On Mar. 12, 2022, the Master of Business Administration Program at Vietnam Japan University and RILAP Institute completed the first RILAP special seminar series session. In this 2nd seminar, there were two main topics discussed: Human Rights Due Diligence from Risk to Chance for ESG/SDG and Subcontract Act.
For the first part, Prof. Yasunobu Sato (佐藤安信先生) from the University of Tokyo taught the content of Human Rights Due Diligence in the business sector and introduced his latest ongoing project on ensuring the human security index CSSI is currently.
Human rights due diligence is understood as an individual or organization responsible for conducting due diligence in enterprises to ensure human rights in enterprises and also in international financial transactions. Human rights protection does not exist only as a natural law but has been incorporated into transnational law and recognized and joined by many countries, including Japan. It is a pity that until now, Vietnam has not joined yet. However, it does not mean that Japanese companies investing in Vietnam do not respect human rights and implement human rights laws with factories in Vietnam.
Ensuring human rights is very important in manufacturing factories, especially the ones in developing countries. One of the examples is the secret investigation of Human Rights Now (Japan) at the manufacturing plants in China for Uniqlo. Here, the workers have to work in unsafe environments overtime, and wages that violate the country’s labor laws. Not only that, but the plant also applies a strict management process, and the trade union does not function properly. After receiving the report from Human Rights Now, Fast Retailing corporation, to be more specific Uniqlo, has improved the working conditions at production partners by introducing workplace monitoring at textile suppliers, improving auditing methods, and implementing training programs for factory workers and factory management.
For the second part, Prof. Eri Haru (土生英里先生) from Shizuoka University gave a speech on Subcontract Act and Corporate Compliance in Japan. This act has a former name Act against Delay in Payment of Subcontract Proceeds, Etc. to Subcontractors.
The purpose of the subcontract act is to “… ensure that transactions between main subcontracting entrepreneurs and subcontractors are fair and, at the same time, to protect the interests of the subcontractors, thereby contributing to the sound development of the national economy” (The subcontract act, Jun 1, 1956.)

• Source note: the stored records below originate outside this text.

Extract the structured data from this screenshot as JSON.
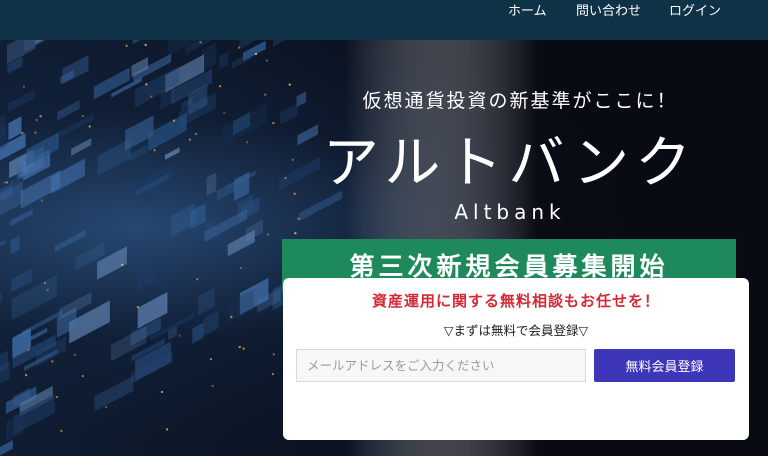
{
  "nav": {
    "home": "ホーム",
    "contact": "問い合わせ",
    "login": "ログイン"
  },
  "hero": {
    "tagline": "仮想通貨投資の新基準がここに！",
    "brand_jp": "アルトバンク",
    "brand_en": "Altbank",
    "banner": "第三次新規会員募集開始"
  },
  "signup": {
    "headline": "資産運用に関する無料相談もお任せを！",
    "subtext": "▽まずは無料で会員登録▽",
    "email_placeholder": "メールアドレスをご入力ください",
    "button_label": "無料会員登録"
  },
  "colors": {
    "topbar": "#103247",
    "banner": "#1e8a5c",
    "headline": "#d22a36",
    "button": "#3e36b9"
  }
}
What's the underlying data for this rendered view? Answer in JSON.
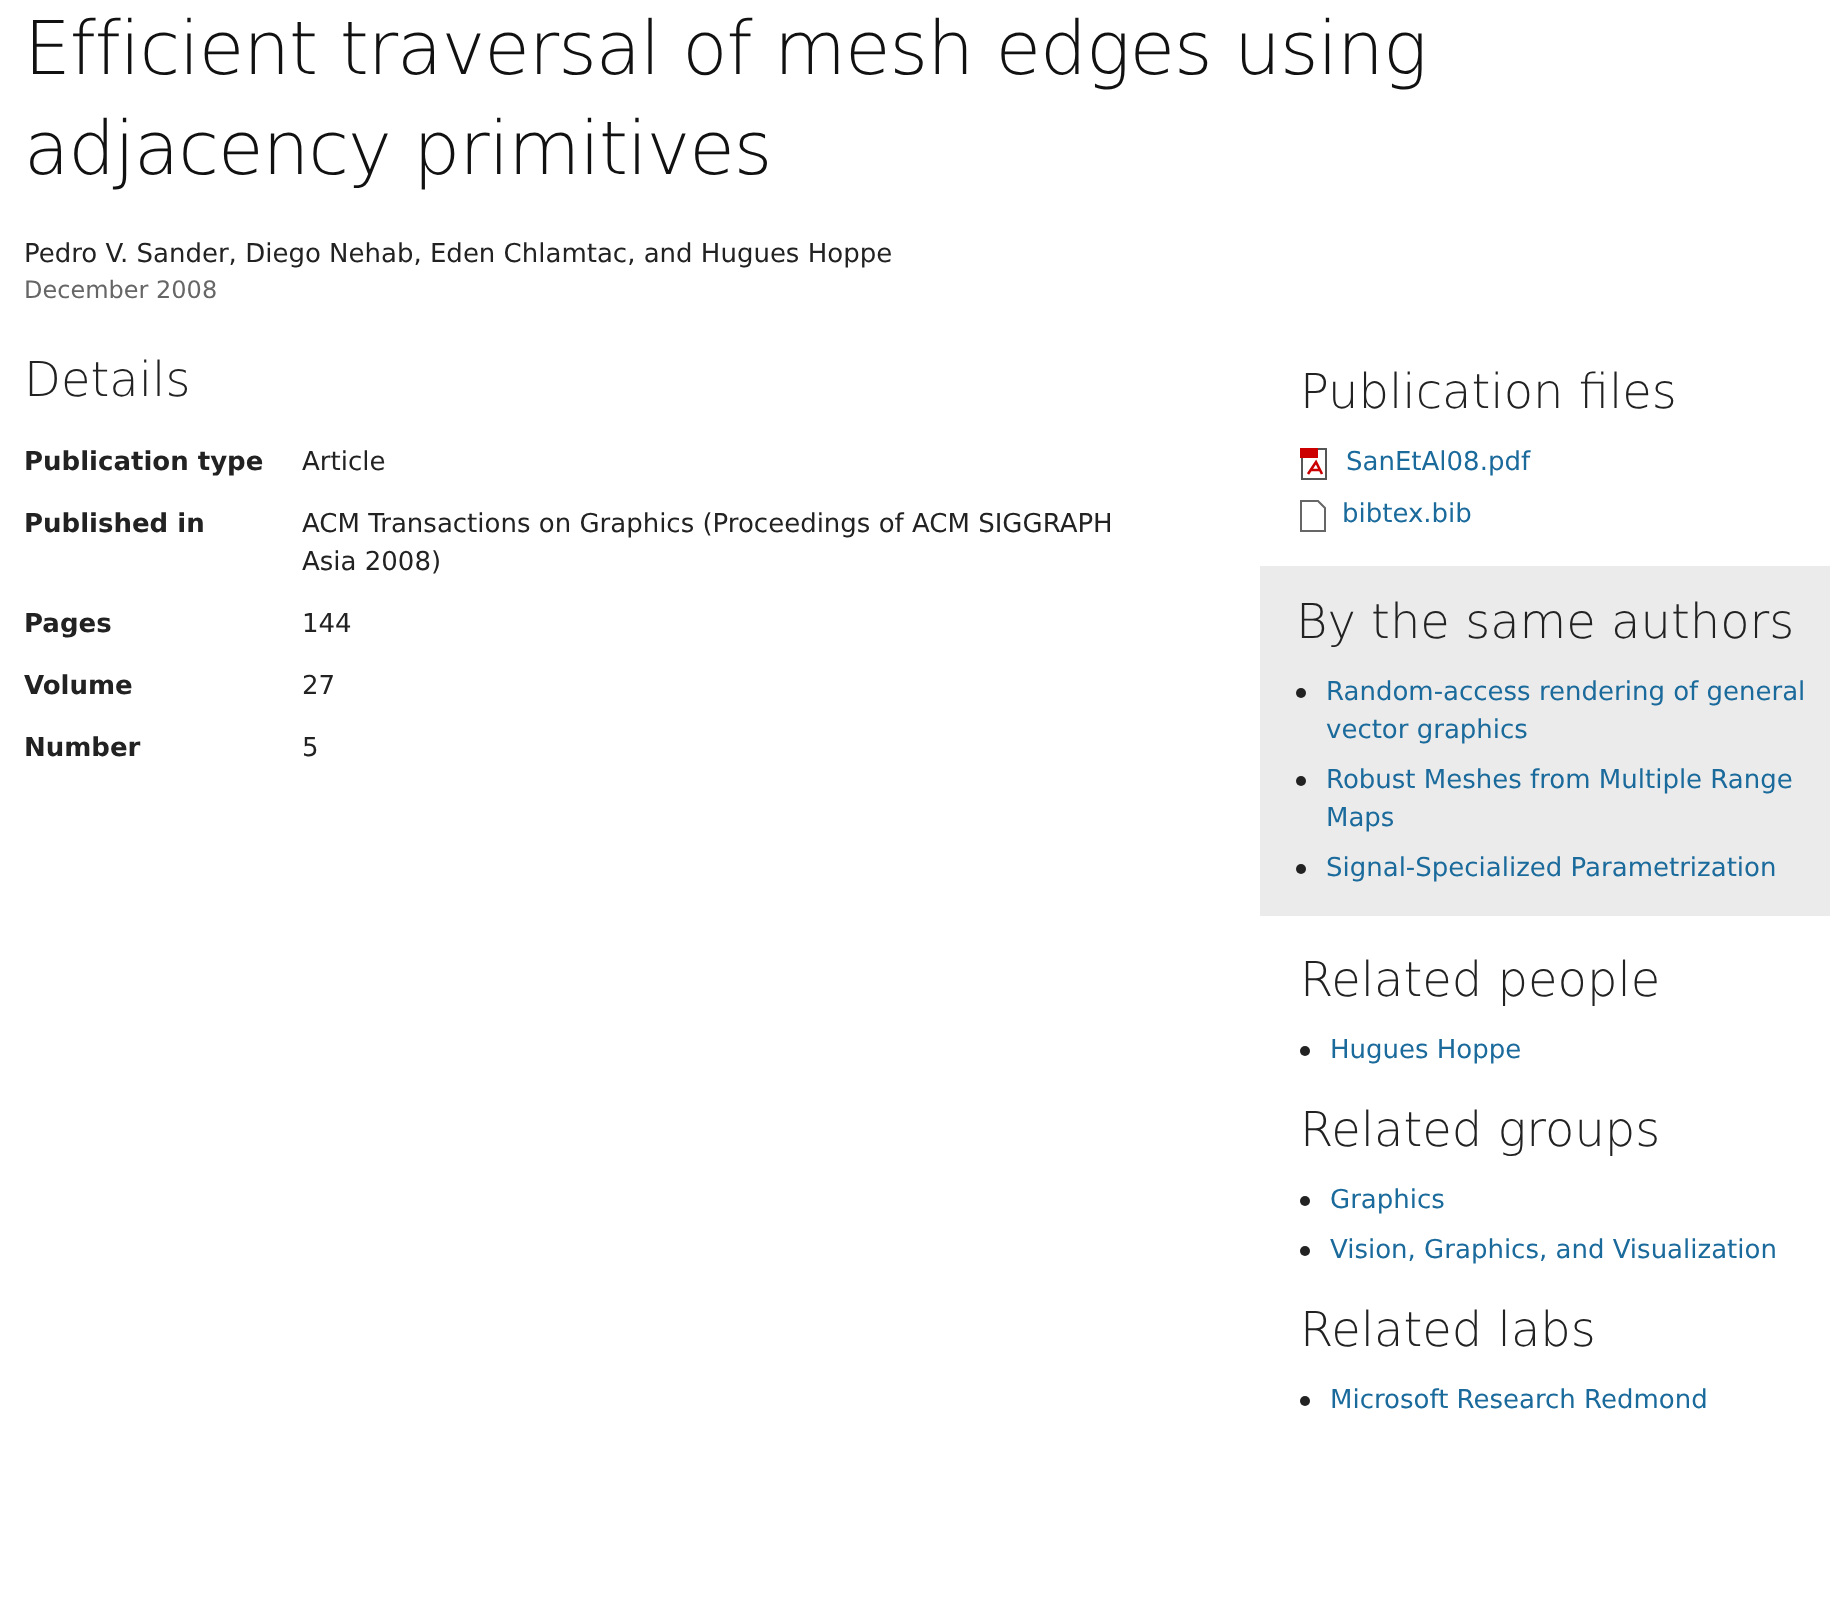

In Japan, almost all large corporations like Mitsui Sumitomo implement their project via vendors and subcontractors who supply equipment or do a part of their projects. Therefore, the Subcontract Act does not only make sure main contractors meet their tender deadlines but also protects the benefit of subcontractors. As the Subcontract Act plays an important role in business, a company should understand the content of this Act in order to protect themselves besides monitor and auditing daily business practices to comply with the act to avoid a penalty of up to 500,000 yen.
Thanks to these legal lectures, MBA students of VJU had a better understanding of legal issues related to corporate compliance in Japan in particular and international law in general. Hopefully, in the future, we will continue to have the opportunity to exchange and learn useful knowledge from RILAP Institute.